We first posted Marilyn Shook’s personal A-Fib story, “Pill-In-the-Pocket” for Five Years, then Catheter Ablation for a Cure (#25) in 2008. She then sent us updates in 2014, 2015 and now her latest update after a third ablation in late April 2016. Marilyn’s A-Fib appears to find new and unusual places to originate from.
In her lasted installment, Marilyn writes:
“It’s been a few weeks since my third PVA [Pulmonary Vein Ablation] and I am doing well.
Just to jolt your memory―I had my first PVA in 2007 and did well for 7 years. But my A-Fib returned in 2014 and was documented by a tiny Medtronic Reveal LINQ cardiac monitor implant. A second PVA followed in October of 2014.
I was A-Fib free until February 2016 when A-Fib/Flutter returned. I opted for my third PVA, which was performed in April 2016 by Dr. David Haines at Beaumont Hospital.
Marilyn Shook is also an A-Fib Support Volunteer who lives near Detroit, MI.
My Third Ablation and Post-Ablation Complication
Under general anesthesia, my PVA was extensive work but completed in about 4 hours. I was in sinus rhythm before and after the procedure. After my ablation, I was awake, alert and responsive and then suddenly became unresponsive, with thready pulse, blood pressure plummeted.
I was having a post PVA complication―a cardiac tamponade―an emergency situation!…”
We published Marilyn Shook’s A-Fib personal story in 2008 (story #25). She emailed me an update in August 2014. In July 2015, I added the following to her A-Fib personal story:
Marilyn was A-Fib free for 7 years after her pulmonary vein ablation in late 2007. In the last few years, she occasionally felt a weird irregular heartbeat that never showed up in the doctor’s office or with short duration monitors.
In August 2014, she had a Medtronic Reveal LINQ ICM (Insertable Cardiac Monitor) installed to identify these arrhythmias. The Reveal monitor did document 2 or 3 episodes of A-Fib. She opted to have a repeat PVA.
In July 2015 she emailed me an update. “It’s been 9 months since my repeat PVA, and there is no evidence of A-Fib. I have not felt that arrhythmia, and my implanted cardiac monitor has been negative for A-Fib.
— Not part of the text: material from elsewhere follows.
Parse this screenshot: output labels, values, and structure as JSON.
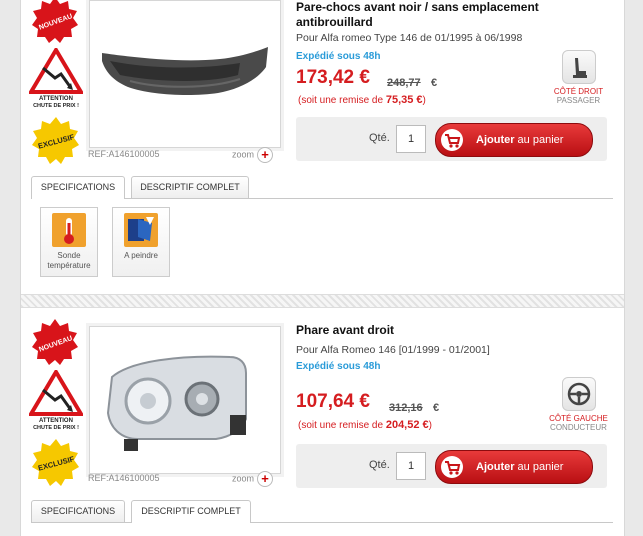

I no longer take Xarelto or any cardiac medications. I do take a daily 325 mg Aspirin. I am optimistic that the repeat PVA will be effective, and I will continue to be A-Fib free.”
We are most grateful to Marilyn for sharing with us how effective the Reveal monitor was in identifying very intermittent irregular heartbeats that probably never would have been documented otherwise.
Not everyone would have been as aggressive as Marilyn. But she knew how relatively safe a second PVI would be, and she had confidence in her EP, Dr. David Haines, at William Beaumont Hospital in Royal Oak, Michigan.
Our A-Fib Support Volunteers: Just an Email Away
Marilyn Shook is one of our many A-Fib Support Volunteers. You can find her contact information on our A-Fib Support Volunteers page. We are blessed to have many generous people who have volunteered to help others get through their A-Fib ordeal. Check our Support Volunteers page to learn more about how to contact any of our 50 volunteers.